[Data listing — start]
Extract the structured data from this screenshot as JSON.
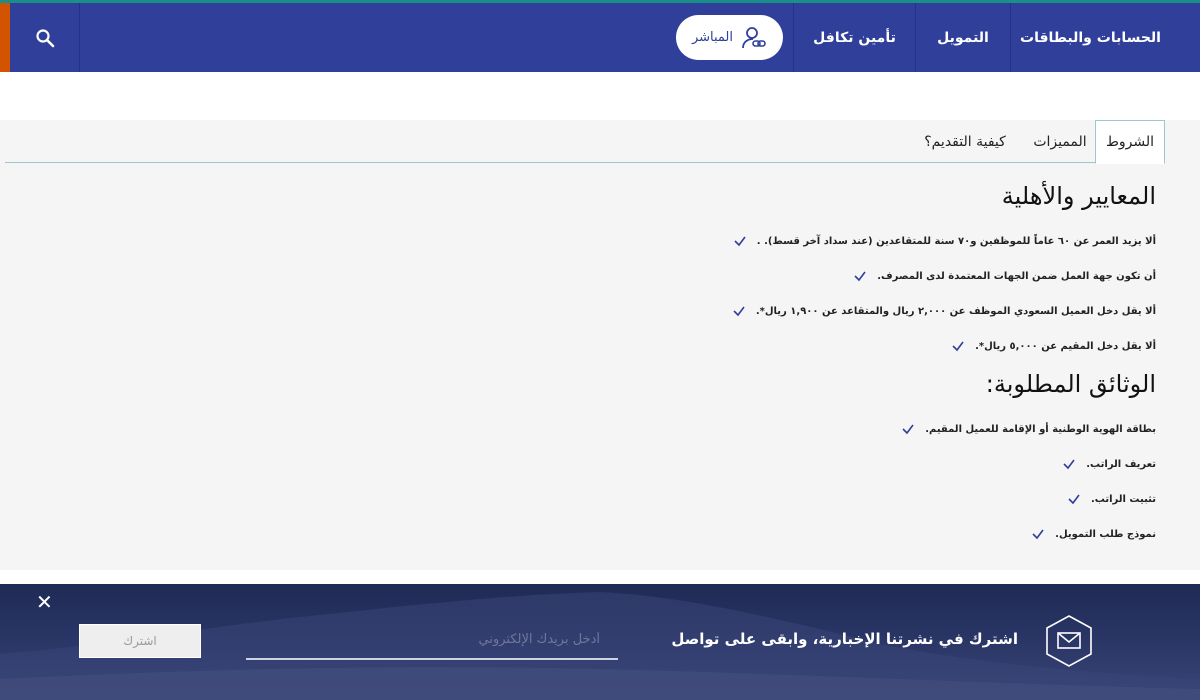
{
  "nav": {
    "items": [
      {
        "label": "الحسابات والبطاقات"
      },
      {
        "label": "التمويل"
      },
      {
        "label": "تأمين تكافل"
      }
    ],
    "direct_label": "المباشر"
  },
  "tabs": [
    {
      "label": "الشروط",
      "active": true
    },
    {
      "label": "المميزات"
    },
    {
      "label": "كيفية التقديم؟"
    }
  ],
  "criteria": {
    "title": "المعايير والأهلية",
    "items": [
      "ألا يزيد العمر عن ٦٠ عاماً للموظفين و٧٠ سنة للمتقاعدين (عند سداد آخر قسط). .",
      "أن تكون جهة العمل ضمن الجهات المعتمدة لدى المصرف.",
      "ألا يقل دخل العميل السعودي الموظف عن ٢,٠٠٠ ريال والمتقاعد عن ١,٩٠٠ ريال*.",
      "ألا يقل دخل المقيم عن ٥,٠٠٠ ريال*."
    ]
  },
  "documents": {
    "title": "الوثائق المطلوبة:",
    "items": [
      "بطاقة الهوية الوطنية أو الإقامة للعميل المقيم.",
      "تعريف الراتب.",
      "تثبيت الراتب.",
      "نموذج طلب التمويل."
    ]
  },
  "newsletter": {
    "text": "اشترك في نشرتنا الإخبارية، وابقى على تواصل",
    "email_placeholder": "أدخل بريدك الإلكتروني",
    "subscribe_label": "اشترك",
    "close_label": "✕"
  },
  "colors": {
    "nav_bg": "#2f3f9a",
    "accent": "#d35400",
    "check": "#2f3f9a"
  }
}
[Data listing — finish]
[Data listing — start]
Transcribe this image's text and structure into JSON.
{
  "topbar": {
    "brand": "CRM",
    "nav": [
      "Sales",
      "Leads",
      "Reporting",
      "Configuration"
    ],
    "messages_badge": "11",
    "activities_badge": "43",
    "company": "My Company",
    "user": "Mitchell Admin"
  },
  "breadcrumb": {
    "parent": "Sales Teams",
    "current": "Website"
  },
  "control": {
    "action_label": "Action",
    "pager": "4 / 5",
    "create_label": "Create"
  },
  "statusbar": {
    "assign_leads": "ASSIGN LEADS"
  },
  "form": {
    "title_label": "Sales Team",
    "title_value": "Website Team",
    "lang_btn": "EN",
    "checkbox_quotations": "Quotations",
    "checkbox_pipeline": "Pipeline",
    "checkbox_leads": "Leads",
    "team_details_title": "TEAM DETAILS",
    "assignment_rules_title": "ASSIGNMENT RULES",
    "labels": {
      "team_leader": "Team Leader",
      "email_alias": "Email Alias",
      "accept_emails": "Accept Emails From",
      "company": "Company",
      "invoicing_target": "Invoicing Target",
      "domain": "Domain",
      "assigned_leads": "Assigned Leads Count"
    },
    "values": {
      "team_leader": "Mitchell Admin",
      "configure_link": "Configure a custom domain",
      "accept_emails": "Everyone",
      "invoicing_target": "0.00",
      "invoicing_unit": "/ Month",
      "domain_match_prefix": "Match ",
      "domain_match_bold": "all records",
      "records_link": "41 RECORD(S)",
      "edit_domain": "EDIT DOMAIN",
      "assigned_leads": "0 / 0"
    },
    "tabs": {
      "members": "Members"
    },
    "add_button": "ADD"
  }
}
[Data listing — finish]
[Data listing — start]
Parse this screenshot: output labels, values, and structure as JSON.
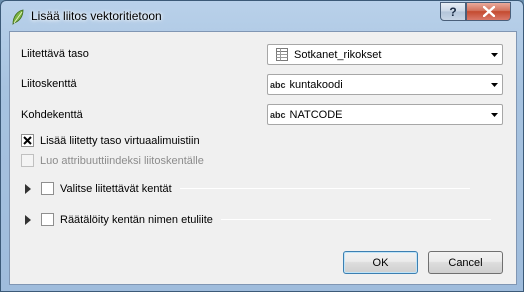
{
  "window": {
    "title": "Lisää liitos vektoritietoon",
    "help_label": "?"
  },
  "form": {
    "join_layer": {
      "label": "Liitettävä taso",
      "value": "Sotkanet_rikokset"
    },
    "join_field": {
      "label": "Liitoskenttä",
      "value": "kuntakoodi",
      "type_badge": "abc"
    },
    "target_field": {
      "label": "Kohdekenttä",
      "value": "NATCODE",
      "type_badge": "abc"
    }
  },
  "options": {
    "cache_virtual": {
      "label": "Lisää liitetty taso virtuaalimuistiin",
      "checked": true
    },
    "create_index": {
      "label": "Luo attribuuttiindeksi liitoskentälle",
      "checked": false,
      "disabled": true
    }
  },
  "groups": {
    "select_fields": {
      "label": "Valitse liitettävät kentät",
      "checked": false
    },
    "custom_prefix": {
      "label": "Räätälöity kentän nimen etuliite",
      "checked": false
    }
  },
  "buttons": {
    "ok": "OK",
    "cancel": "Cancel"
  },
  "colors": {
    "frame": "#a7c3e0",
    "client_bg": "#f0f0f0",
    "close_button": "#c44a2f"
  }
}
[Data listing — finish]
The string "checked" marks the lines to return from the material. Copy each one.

» **Exercise answer**
      "checked": true
      "checked": false,
      "checked": false
      "checked": false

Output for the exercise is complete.